But if you think about the list enough, you may see that fabrication (the third group) points to the origination of stress, and it's also key to comprehending stress.
And comprehending stress is the first duty of the first noble truth. Once you can begin to comprehend the stress created in / by your own mind, you will become more dispassionate, more detached, and suffer less from the process.
You asked for a way to reduce stress without doing meditation, I just gave you it. But if you want to really know for yourself, you have to watch your mind creating stress — that's the main purpose of meditation.
PS. The Buddha details the stress of fabrication in his explanation of not getting what is wanted:
“And what is the stress of not getting what is wanted? In beings
subject to birth, the wish arises, ‘O, may we not be subject to birth,
and may birth not come to us.’ But this is not to be achieved by
wishing. This is the stress of not getting what is wanted. In beings
subject to aging… illness… death… sorrow, lamentation, pain, distress,
& despair, the wish arises, ‘O, may we not be subject to aging…
illness… death… sorrow, lamentation, pain, distress, & despair, and
may aging… illness… death… sorrow, lamentation, pain, distress, &
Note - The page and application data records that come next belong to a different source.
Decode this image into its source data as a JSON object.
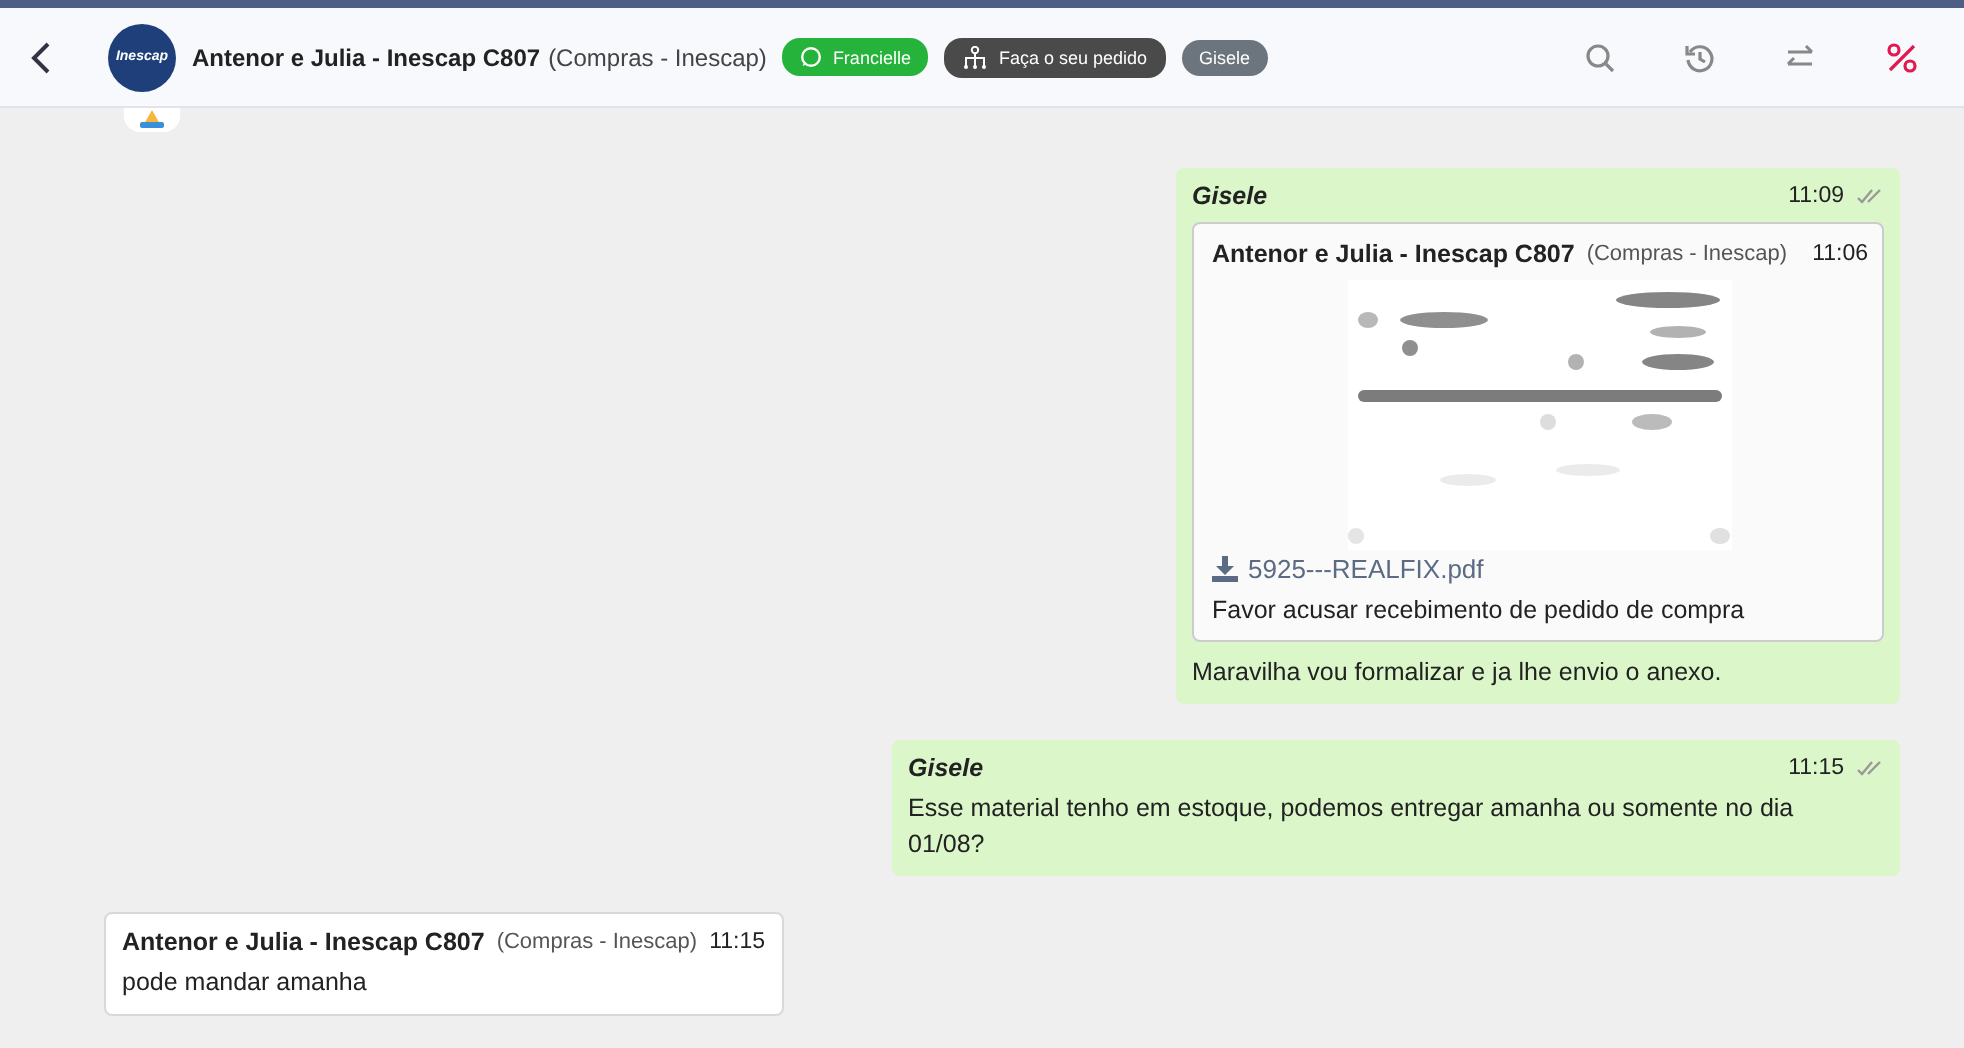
{
  "header": {
    "logo_text": "Inescap",
    "title": "Antenor e Julia - Inescap C807",
    "subtitle": "(Compras - Inescap)",
    "tags": [
      {
        "kind": "whatsapp",
        "label": "Francielle",
        "color": "#25b33b"
      },
      {
        "kind": "org",
        "label": "Faça o seu pedido",
        "color": "#4a4a4a"
      },
      {
        "kind": "plain",
        "label": "Gisele",
        "color": "#6c757d"
      }
    ]
  },
  "messages": [
    {
      "kind": "out",
      "author": "Gisele",
      "time": "11:09",
      "read": true,
      "quote": {
        "author": "Antenor e Julia - Inescap C807",
        "subtitle": "(Compras - Inescap)",
        "time": "11:06",
        "attachment": {
          "kind": "picture",
          "file": "5925---REALFIX.pdf"
        },
        "text": "Favor acusar recebimento de pedido de compra"
      },
      "text": "Maravilha vou formalizar e ja lhe envio o anexo."
    },
    {
      "kind": "out",
      "author": "Gisele",
      "time": "11:15",
      "read": true,
      "text": "Esse material tenho em estoque, podemos entregar amanha ou somente no dia 01/08?"
    },
    {
      "kind": "in",
      "author": "Antenor e Julia - Inescap C807",
      "subtitle": "(Compras - Inescap)",
      "time": "11:15",
      "text": "pode mandar amanha"
    }
  ]
}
despair not come to us.’ But this is not to be achieved by wishing.
This is the stress of not getting what is wanted."